» **REQUIREMENT**
In full and unchanged, set down the entries that follow, with no images.
<<<<
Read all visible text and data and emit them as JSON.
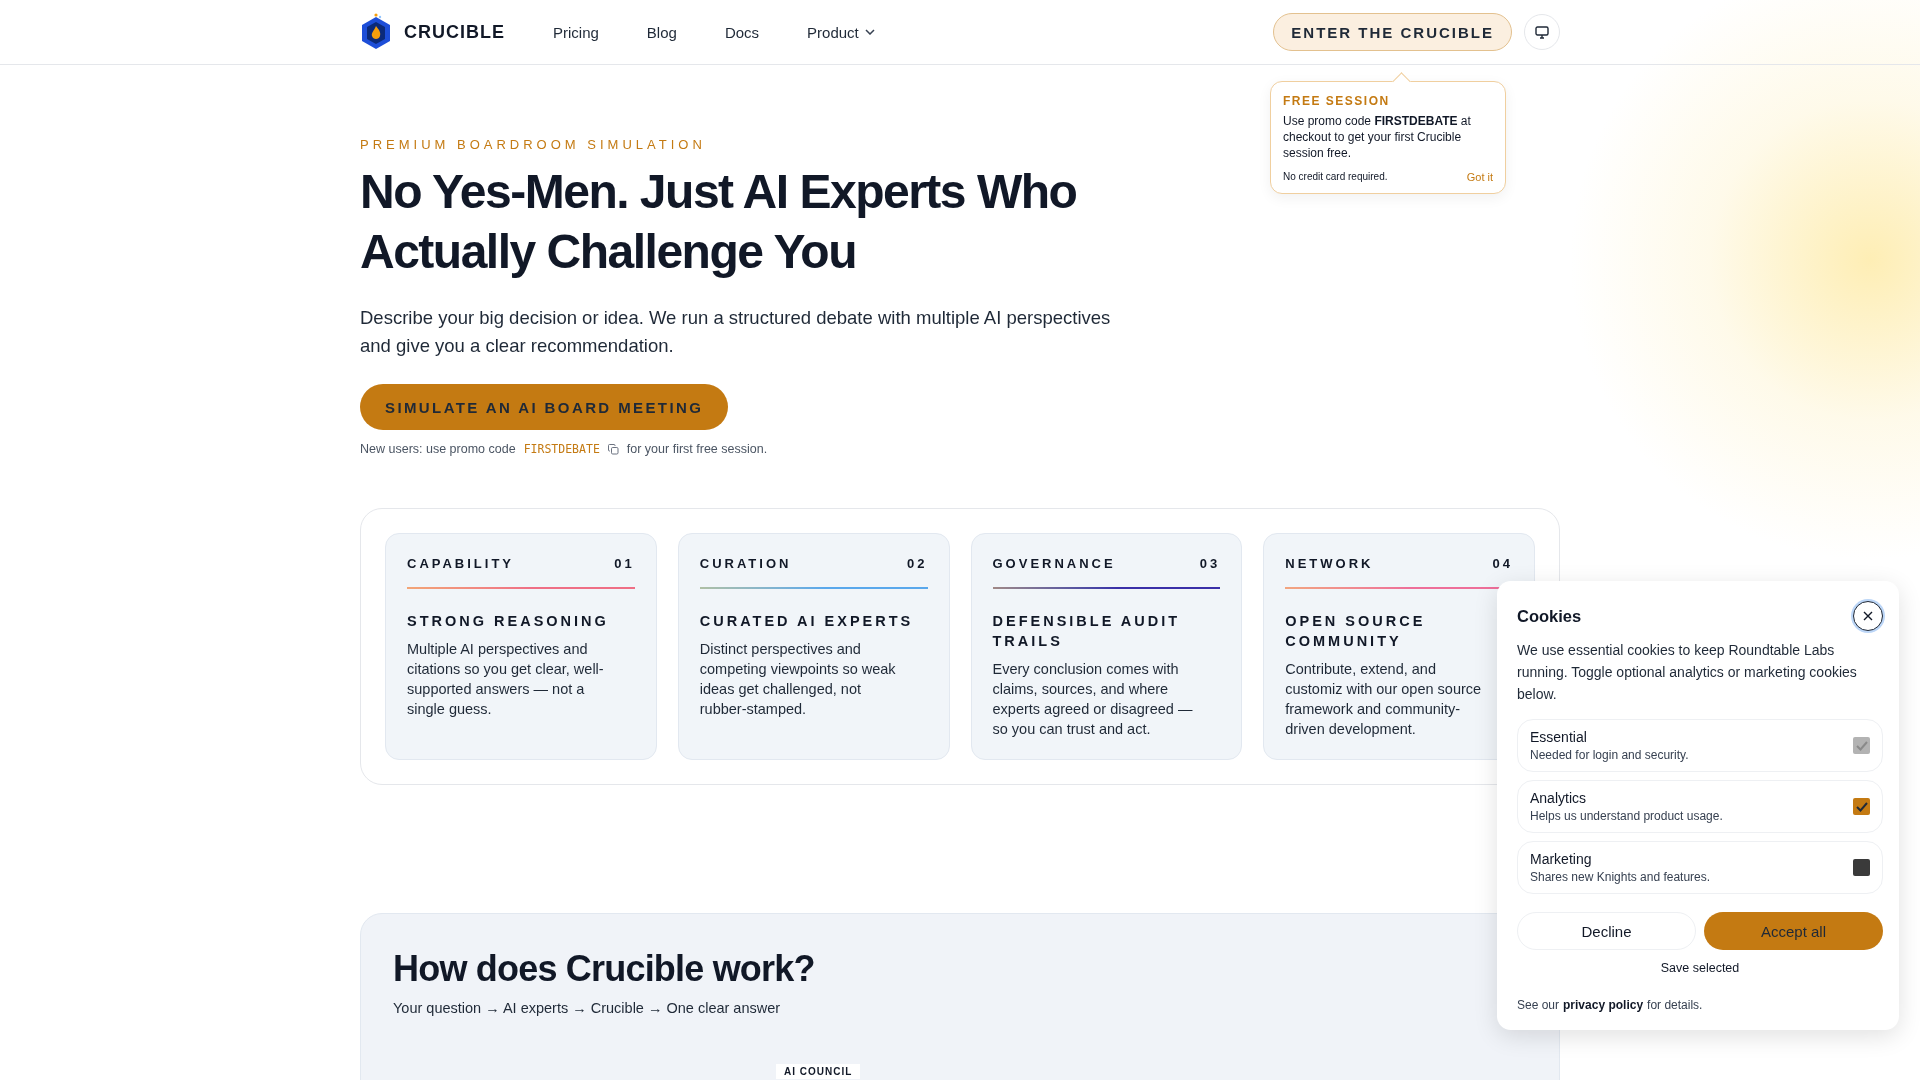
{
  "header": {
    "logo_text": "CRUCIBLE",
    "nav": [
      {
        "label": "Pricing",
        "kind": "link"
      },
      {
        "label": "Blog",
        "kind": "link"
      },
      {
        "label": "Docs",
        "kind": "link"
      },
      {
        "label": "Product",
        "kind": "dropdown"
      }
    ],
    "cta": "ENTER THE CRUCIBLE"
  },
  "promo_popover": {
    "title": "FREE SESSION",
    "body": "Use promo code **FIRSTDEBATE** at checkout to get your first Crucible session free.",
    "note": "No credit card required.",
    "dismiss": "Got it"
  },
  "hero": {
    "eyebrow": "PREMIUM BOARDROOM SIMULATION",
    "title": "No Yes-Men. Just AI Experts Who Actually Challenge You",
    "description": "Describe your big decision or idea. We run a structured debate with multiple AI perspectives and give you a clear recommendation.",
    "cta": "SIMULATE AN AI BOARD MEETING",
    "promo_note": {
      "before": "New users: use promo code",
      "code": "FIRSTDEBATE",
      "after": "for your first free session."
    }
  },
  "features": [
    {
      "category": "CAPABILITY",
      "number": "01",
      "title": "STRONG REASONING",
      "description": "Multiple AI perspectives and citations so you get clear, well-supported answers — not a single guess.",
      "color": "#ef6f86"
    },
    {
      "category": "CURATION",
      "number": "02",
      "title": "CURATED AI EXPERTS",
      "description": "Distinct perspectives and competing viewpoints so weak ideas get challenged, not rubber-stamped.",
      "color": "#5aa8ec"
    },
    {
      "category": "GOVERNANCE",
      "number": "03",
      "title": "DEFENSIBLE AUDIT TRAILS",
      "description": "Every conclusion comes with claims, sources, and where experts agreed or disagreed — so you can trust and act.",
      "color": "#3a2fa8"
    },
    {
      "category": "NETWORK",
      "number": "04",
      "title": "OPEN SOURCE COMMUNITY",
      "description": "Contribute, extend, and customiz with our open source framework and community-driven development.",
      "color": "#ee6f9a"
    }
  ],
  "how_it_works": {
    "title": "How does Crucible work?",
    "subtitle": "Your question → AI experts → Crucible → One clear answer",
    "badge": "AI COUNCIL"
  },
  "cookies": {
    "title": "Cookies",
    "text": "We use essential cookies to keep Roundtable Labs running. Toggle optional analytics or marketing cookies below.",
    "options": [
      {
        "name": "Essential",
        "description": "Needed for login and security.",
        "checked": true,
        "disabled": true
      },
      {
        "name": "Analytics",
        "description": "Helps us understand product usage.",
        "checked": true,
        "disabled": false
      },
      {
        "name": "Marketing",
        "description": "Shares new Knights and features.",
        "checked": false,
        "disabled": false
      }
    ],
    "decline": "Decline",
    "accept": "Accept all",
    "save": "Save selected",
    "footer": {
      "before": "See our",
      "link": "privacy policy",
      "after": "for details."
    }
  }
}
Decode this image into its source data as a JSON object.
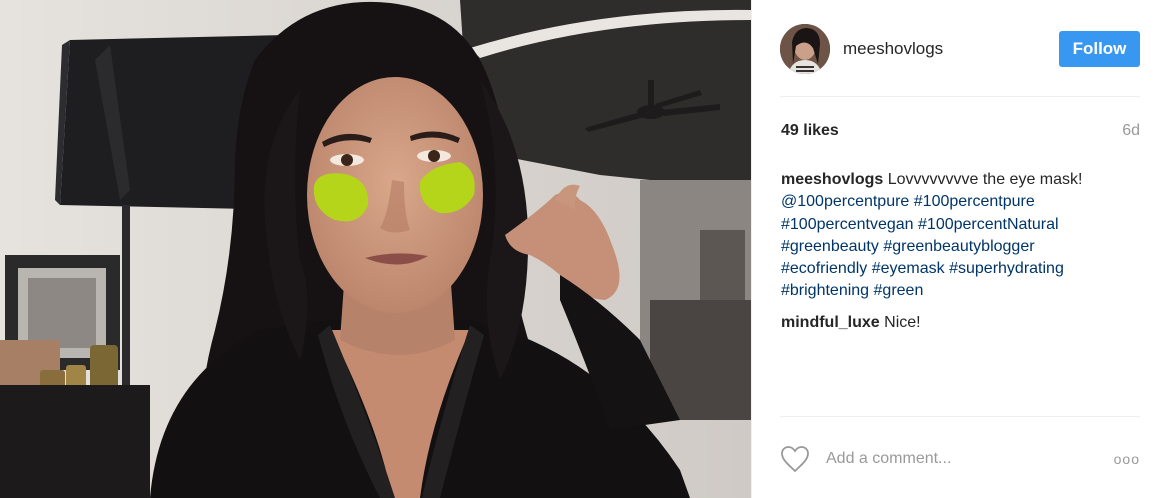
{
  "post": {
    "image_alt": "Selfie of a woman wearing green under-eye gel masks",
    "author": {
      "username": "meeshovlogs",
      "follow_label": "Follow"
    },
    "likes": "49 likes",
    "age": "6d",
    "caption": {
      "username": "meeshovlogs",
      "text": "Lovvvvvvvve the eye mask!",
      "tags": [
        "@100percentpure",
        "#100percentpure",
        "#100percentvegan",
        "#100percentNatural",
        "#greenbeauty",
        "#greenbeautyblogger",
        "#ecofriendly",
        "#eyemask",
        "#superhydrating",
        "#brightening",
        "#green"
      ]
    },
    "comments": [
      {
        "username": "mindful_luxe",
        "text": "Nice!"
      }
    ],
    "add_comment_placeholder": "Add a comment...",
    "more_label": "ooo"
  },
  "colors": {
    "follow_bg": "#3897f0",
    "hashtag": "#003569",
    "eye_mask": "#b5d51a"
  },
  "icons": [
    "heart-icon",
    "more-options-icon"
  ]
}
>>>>
» **EXERCISE SOLUTION**
Read all visible text and data and emit them as JSON.
{
  "header": {
    "logo_text": "CRUCIBLE",
    "nav": [
      {
        "label": "Pricing",
        "kind": "link"
      },
      {
        "label": "Blog",
        "kind": "link"
      },
      {
        "label": "Docs",
        "kind": "link"
      },
      {
        "label": "Product",
        "kind": "dropdown"
      }
    ],
    "cta": "ENTER THE CRUCIBLE"
  },
  "promo_popover": {
    "title": "FREE SESSION",
    "body": "Use promo code **FIRSTDEBATE** at checkout to get your first Crucible session free.",
    "note": "No credit card required.",
    "dismiss": "Got it"
  },
  "hero": {
    "eyebrow": "PREMIUM BOARDROOM SIMULATION",
    "title": "No Yes-Men. Just AI Experts Who Actually Challenge You",
    "description": "Describe your big decision or idea. We run a structured debate with multiple AI perspectives and give you a clear recommendation.",
    "cta": "SIMULATE AN AI BOARD MEETING",
    "promo_note": {
      "before": "New users: use promo code",
      "code": "FIRSTDEBATE",
      "after": "for your first free session."
    }
  },
  "features": [
    {
      "category": "CAPABILITY",
      "number": "01",
      "title": "STRONG REASONING",
      "description": "Multiple AI perspectives and citations so you get clear, well-supported answers — not a single guess.",
      "color": "#ef6f86"
    },
    {
      "category": "CURATION",
      "number": "02",
      "title": "CURATED AI EXPERTS",
      "description": "Distinct perspectives and competing viewpoints so weak ideas get challenged, not rubber-stamped.",
      "color": "#5aa8ec"
    },
    {
      "category": "GOVERNANCE",
      "number": "03",
      "title": "DEFENSIBLE AUDIT TRAILS",
      "description": "Every conclusion comes with claims, sources, and where experts agreed or disagreed — so you can trust and act.",
      "color": "#3a2fa8"
    },
    {
      "category": "NETWORK",
      "number": "04",
      "title": "OPEN SOURCE COMMUNITY",
      "description": "Contribute, extend, and customiz with our open source framework and community-driven development.",
      "color": "#ee6f9a"
    }
  ],
  "how_it_works": {
    "title": "How does Crucible work?",
    "subtitle": "Your question → AI experts → Crucible → One clear answer",
    "badge": "AI COUNCIL"
  },
  "cookies": {
    "title": "Cookies",
    "text": "We use essential cookies to keep Roundtable Labs running. Toggle optional analytics or marketing cookies below.",
    "options": [
      {
        "name": "Essential",
        "description": "Needed for login and security.",
        "checked": true,
        "disabled": true
      },
      {
        "name": "Analytics",
        "description": "Helps us understand product usage.",
        "checked": true,
        "disabled": false
      },
      {
        "name": "Marketing",
        "description": "Shares new Knights and features.",
        "checked": false,
        "disabled": false
      }
    ],
    "decline": "Decline",
    "accept": "Accept all",
    "save": "Save selected",
    "footer": {
      "before": "See our",
      "link": "privacy policy",
      "after": "for details."
    }
  }
}
Decode this image into its source data as a JSON object.
{
  "post": {
    "image_alt": "Selfie of a woman wearing green under-eye gel masks",
    "author": {
      "username": "meeshovlogs",
      "follow_label": "Follow"
    },
    "likes": "49 likes",
    "age": "6d",
    "caption": {
      "username": "meeshovlogs",
      "text": "Lovvvvvvvve the eye mask!",
      "tags": [
        "@100percentpure",
        "#100percentpure",
        "#100percentvegan",
        "#100percentNatural",
        "#greenbeauty",
        "#greenbeautyblogger",
        "#ecofriendly",
        "#eyemask",
        "#superhydrating",
        "#brightening",
        "#green"
      ]
    },
    "comments": [
      {
        "username": "mindful_luxe",
        "text": "Nice!"
      }
    ],
    "add_comment_placeholder": "Add a comment...",
    "more_label": "ooo"
  },
  "colors": {
    "follow_bg": "#3897f0",
    "hashtag": "#003569",
    "eye_mask": "#b5d51a"
  },
  "icons": [
    "heart-icon",
    "more-options-icon"
  ]
}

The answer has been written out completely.